Coach Breakdown: Wisconsin TE Commit Jack Pugh
Not bad for a junior who only played one year of high school football. According to Hilliard Bradley head coach Mike LoParo, Pugh is unique and believes in the upside for the 247Sports four-star prospect and No. 6 tight end in the nation for the 2021 class.
"I mean, it's through the roof," LoParo told AllBadgers.com on Tuesday morning.
LoParo admitted that he kept bugging Pugh to come out for the football team "year after year." The student-athlete played basketball and track earlier in high school, but eventually the head coach heard good news, and as he described it, "the rest is history."
"Next thing you know, he's picking up offers left and right and developed a ton from the beginning of camp last year through the end of the season," LoParo said.
One of those opportunities came from the Badgers, and on Monday afternoon, Pugh announced his decision to commit to Wisconsin.
According to LoParo, one of the first conversations he had with Pugh about where he would see himself wanting to play, "Wisconsin was the first school he said." That showed the prep head coach the desire was strong as soon as offers started rolling in.
LoParo has also known Wisconsin offensive coordinator Joe Rudolph for a long time, and he saw how the UW assistant kept in contact with Pugh and saw how he would fit within the program.
"Then coach (Paul) Chryst came in as well, and they're just great people," LoParo said. "I think Jack just really enjoyed just normal people, not coming in with a bunch of jargon to talk about and this, that and the other.

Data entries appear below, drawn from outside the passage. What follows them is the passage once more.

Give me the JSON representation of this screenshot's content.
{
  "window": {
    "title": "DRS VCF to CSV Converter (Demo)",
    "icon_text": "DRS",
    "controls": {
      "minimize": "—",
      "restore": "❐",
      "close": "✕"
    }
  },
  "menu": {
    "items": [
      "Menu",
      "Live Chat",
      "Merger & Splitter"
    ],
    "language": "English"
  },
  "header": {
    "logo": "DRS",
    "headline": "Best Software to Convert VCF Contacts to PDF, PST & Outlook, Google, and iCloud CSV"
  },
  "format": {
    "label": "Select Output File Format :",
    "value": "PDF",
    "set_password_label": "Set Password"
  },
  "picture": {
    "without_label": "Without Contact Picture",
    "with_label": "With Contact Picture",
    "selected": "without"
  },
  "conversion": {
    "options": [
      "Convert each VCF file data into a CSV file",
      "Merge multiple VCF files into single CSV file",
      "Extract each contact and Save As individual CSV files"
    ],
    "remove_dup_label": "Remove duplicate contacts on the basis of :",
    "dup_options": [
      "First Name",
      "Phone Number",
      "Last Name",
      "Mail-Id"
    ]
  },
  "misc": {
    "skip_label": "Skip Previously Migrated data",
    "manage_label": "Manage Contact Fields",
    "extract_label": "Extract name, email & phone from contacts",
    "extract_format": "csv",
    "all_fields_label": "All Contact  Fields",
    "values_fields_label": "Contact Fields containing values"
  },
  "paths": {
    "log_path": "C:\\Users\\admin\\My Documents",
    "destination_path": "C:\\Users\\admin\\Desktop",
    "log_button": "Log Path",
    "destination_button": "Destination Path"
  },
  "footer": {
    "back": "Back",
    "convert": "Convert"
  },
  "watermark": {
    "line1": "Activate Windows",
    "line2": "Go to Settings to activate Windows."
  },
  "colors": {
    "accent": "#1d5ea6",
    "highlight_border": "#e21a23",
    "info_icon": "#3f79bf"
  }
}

They just came in and sat down -- I don't even think we talked much football -- we just talked about life. What their journeys were like, what Jack's journeys have been like.

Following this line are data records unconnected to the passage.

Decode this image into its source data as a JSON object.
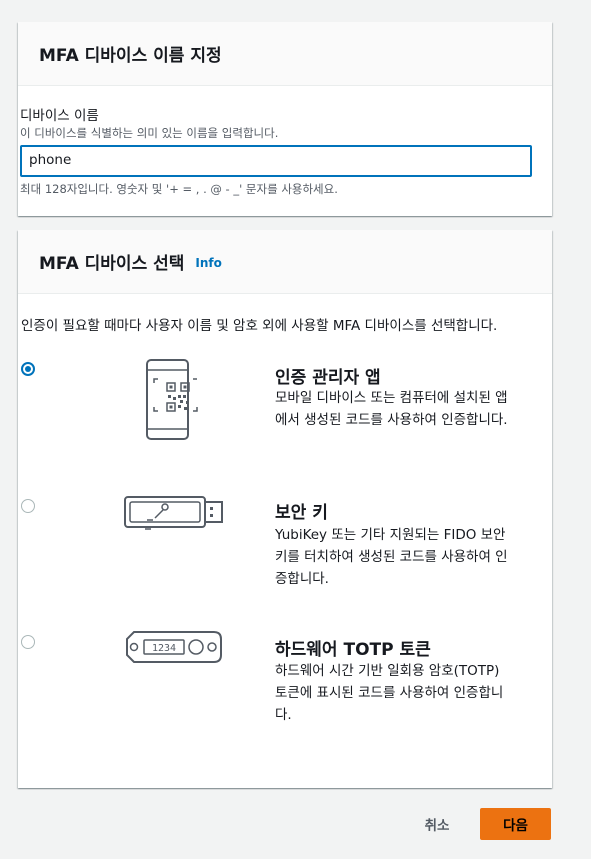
{
  "name_panel": {
    "title": "MFA 디바이스 이름 지정",
    "label": "디바이스 이름",
    "description": "이 디바이스를 식별하는 의미 있는 이름을 입력합니다.",
    "input_value": "phone",
    "constraint": "최대 128자입니다. 영숫자 및 '+ = , . @ - _' 문자를 사용하세요."
  },
  "select_panel": {
    "title": "MFA 디바이스 선택",
    "info": "Info",
    "intro": "인증이 필요할 때마다 사용자 이름 및 암호 외에 사용할 MFA 디바이스를 선택합니다.",
    "options": [
      {
        "title": "인증 관리자 앱",
        "description": "모바일 디바이스 또는 컴퓨터에 설치된 앱에서 생성된 코드를 사용하여 인증합니다.",
        "selected": true,
        "icon": "authenticator-app-qr-phone-icon"
      },
      {
        "title": "보안 키",
        "description": "YubiKey 또는 기타 지원되는 FIDO 보안 키를 터치하여 생성된 코드를 사용하여 인증합니다.",
        "selected": false,
        "icon": "usb-security-key-icon"
      },
      {
        "title": "하드웨어 TOTP 토큰",
        "description": "하드웨어 시간 기반 일회용 암호(TOTP) 토큰에 표시된 코드를 사용하여 인증합니다.",
        "selected": false,
        "icon": "hardware-token-icon",
        "token_display": "1234"
      }
    ]
  },
  "footer": {
    "cancel_label": "취소",
    "next_label": "다음"
  },
  "colors": {
    "accent": "#0073bb",
    "primary_button": "#ec7211",
    "background": "#f2f3f3",
    "icon_stroke": "#545b64"
  }
}
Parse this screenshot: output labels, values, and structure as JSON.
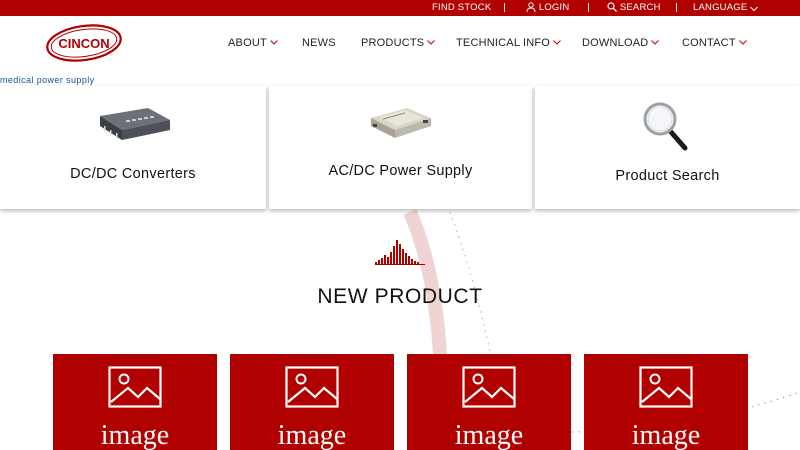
{
  "topbar": {
    "find_stock": "FIND STOCK",
    "login": "LOGIN",
    "search": "SEARCH",
    "language": "LANGUAGE"
  },
  "brand": {
    "logo_text": "CINCON",
    "tagline": "medical power supply"
  },
  "nav": {
    "about": "ABOUT",
    "news": "NEWS",
    "products": "PRODUCTS",
    "technical_info": "TECHNICAL INFO",
    "download": "DOWNLOAD",
    "contact": "CONTACT"
  },
  "categories": [
    {
      "label": "DC/DC Converters",
      "icon": "dc-dc-converter-image"
    },
    {
      "label": "AC/DC Power Supply",
      "icon": "ac-dc-power-supply-image"
    },
    {
      "label": "Product Search",
      "icon": "magnifier-icon"
    }
  ],
  "new_product": {
    "title": "NEW PRODUCT",
    "items": [
      {
        "placeholder": "image"
      },
      {
        "placeholder": "image"
      },
      {
        "placeholder": "image"
      },
      {
        "placeholder": "image"
      }
    ]
  },
  "colors": {
    "brand_red": "#b00000",
    "tagline_blue": "#1f4e9a",
    "arc_pink": "#f2d3d3"
  }
}
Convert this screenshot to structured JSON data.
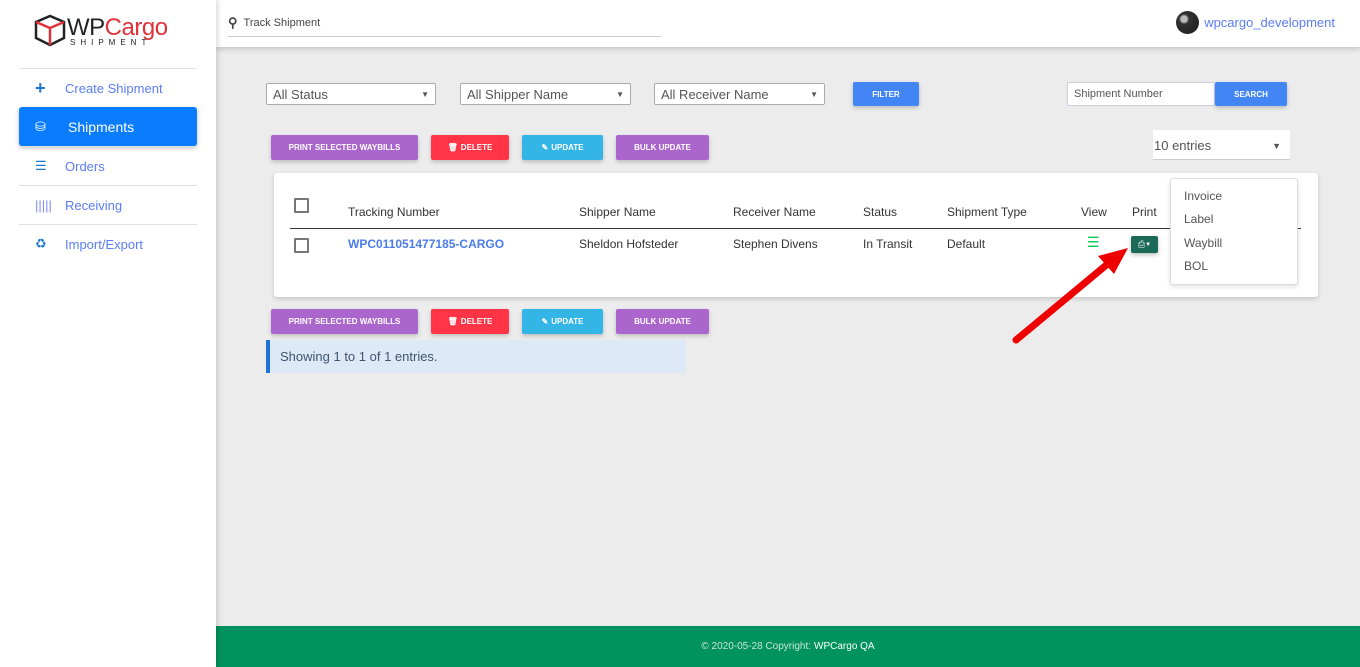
{
  "logo": {
    "name_dark": "WP",
    "name_accent": "Cargo",
    "tagline": "SHIPMENT"
  },
  "sidebar": {
    "items": [
      {
        "label": "Create Shipment",
        "icon": "plus-icon"
      },
      {
        "label": "Shipments",
        "icon": "cubes-icon",
        "active": true
      },
      {
        "label": "Orders",
        "icon": "list-icon"
      },
      {
        "label": "Receiving",
        "icon": "barcode-icon"
      },
      {
        "label": "Import/Export",
        "icon": "recycle-icon"
      }
    ]
  },
  "header": {
    "search_placeholder": "Track Shipment",
    "username": "wpcargo_development"
  },
  "filters": {
    "status": "All Status",
    "shipper": "All Shipper Name",
    "receiver": "All Receiver Name",
    "filter_label": "FILTER",
    "shipment_number_placeholder": "Shipment Number",
    "search_label": "SEARCH",
    "entries": "10 entries"
  },
  "actions": {
    "print": "PRINT SELECTED WAYBILLS",
    "delete": "DELETE",
    "update": "UPDATE",
    "bulk": "BULK UPDATE"
  },
  "colors": {
    "primary": "#0a7cff",
    "purple": "#aa66cc",
    "red": "#ff3547",
    "cyan": "#33b5e5",
    "blue": "#4285f4",
    "footer": "#00925f",
    "print_button": "#1b6a57"
  },
  "table": {
    "columns": [
      "Tracking Number",
      "Shipper Name",
      "Receiver Name",
      "Status",
      "Shipment Type",
      "View",
      "Print"
    ],
    "rows": [
      {
        "tracking": "WPC011051477185-CARGO",
        "shipper": "Sheldon Hofsteder",
        "receiver": "Stephen Divens",
        "status": "In Transit",
        "type": "Default"
      }
    ]
  },
  "print_menu": [
    "Invoice",
    "Label",
    "Waybill",
    "BOL"
  ],
  "info": "Showing 1 to 1 of 1 entries.",
  "footer": {
    "text": "© 2020-05-28 Copyright:",
    "brand": "WPCargo QA"
  }
}
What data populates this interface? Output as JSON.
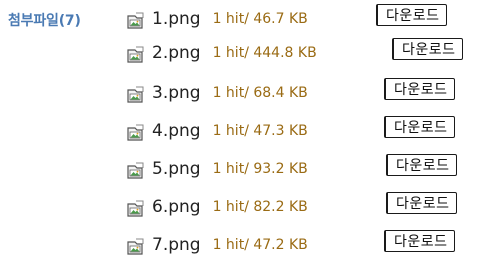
{
  "attachments": {
    "label": "첨부파일(7)",
    "icon": "image-file-icon",
    "files": [
      {
        "name": "1.png",
        "meta": "1 hit/ 46.7 KB",
        "download_label": "다운로드"
      },
      {
        "name": "2.png",
        "meta": "1 hit/ 444.8 KB",
        "download_label": "다운로드"
      },
      {
        "name": "3.png",
        "meta": "1 hit/ 68.4 KB",
        "download_label": "다운로드"
      },
      {
        "name": "4.png",
        "meta": "1 hit/ 47.3 KB",
        "download_label": "다운로드"
      },
      {
        "name": "5.png",
        "meta": "1 hit/ 93.2 KB",
        "download_label": "다운로드"
      },
      {
        "name": "6.png",
        "meta": "1 hit/ 82.2 KB",
        "download_label": "다운로드"
      },
      {
        "name": "7.png",
        "meta": "1 hit/ 47.2 KB",
        "download_label": "다운로드"
      }
    ]
  }
}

"Jack went up -- his brother, Trey, plays at Northwestern -- so the whole family went out during football season. Mom and Dad stayed at Northwestern, and Jack and a couple of my other players drove up to Wisconsin to watch that game. So I think he's been out there three times, and he just loves it, and I think every school he visited after that he was basically comparing to Wisconsin to kind of mark them off."
LoParo noted that Pugh is a legitimate 6'5 with his shoes off, so he has size plus intangibles. He and his coaching staff also saw what he could bring on the basketball floor with his physicality and explosiveness.
Hilliard Bradley runs a spread offense that utilizes a passing attack that emphasizes timing with short throws coupled with some deep shots downfield. In terms of a ground game, the program also runs inside and outside zone, something the head coach described as a "typical college system."
Early on, LoParo and his staff used Pugh on the outside at the "X" wide receiver position where the offense could take advantage of his height, speed and leaping ability against smaller opposing cornerbacks. His roles changed over the course of the season, however.
"As the year went on and he continued to learn, we started to move him inside, and then we started to attach him as a tight end," LoParo said. "He just continued to get better and better and better and develop all those skill sets. So right around the midway point of the season, we started using him on defense, too, because I hate looking to my left when we're on defense or to my right and seeing one of our best players standing beside me. So I'm like, 'Look, we got to find a way to get this kid on the field,' and he took off there.
"I think the first game he played, he had 11 tackles, two sacks, a forced fumble and a fumble recovery all in one game in his first action on defense. He just kept getting better and understanding how to use his body and leverage and all those types of things. His development was unbelievable. Wait till he has another year under his belt, and then he gets to (Wisconsin's) coaching staff, how that kid's gonna develop. It's gonna be fun to watch."
According to both LoParo and Pugh's father, Dan, Wisconsin projects him to play at that tight end position. Early on in his high school football career, LoParo has already seen Pugh display strengths of having good hands and knowing how to high point the football, something he attributes to the recruit's basketball acumen.
Over the course of the year, Pugh's route runner evolved into what LoParo called "stellar," and praised his athlete's work ethic and described him as a "weight room kid."
"(Wisconsin's) getting a kid who -- I don't know if he'll play with any type of chip on his shoulder or whatever -- but he's always going," LoParo said. "His motor is unbelievable, and that's what he's going to give you. Every snap, he's gonna be going full bore. Again, the developmental piece and the tools and all that stuff, he's got it all, and that's just going to get better and better."
When asked about areas of growth heading into his senior year and helping the Jaguars, LoParo said that Pugh will once again play on defense, this time at the team's "LEO" position.
At that strong-side defensive end spot, the coach stated Pugh will "have to be fantastic" as an edge setter, and one of his duties will involve squeezing off gaps. On the other side of the ball, they hope to use him in the middle of the field.
"Work him against linebackers and safeties, and work into those middle grounds where there's holes that develop in a defensive drop package," LoParo said.
"We're gonna just try to use him as one of our big targets. We've got another kid who already has offers, too, so we've got two really dynamic receivers that are very different. Jack's gonna be more of that tight end type a kid where we can attach him or we can move him in from the H-position and motion and things like that. Really get him matched up inside on linebackers that he's going to be better than in terms of athletically in size."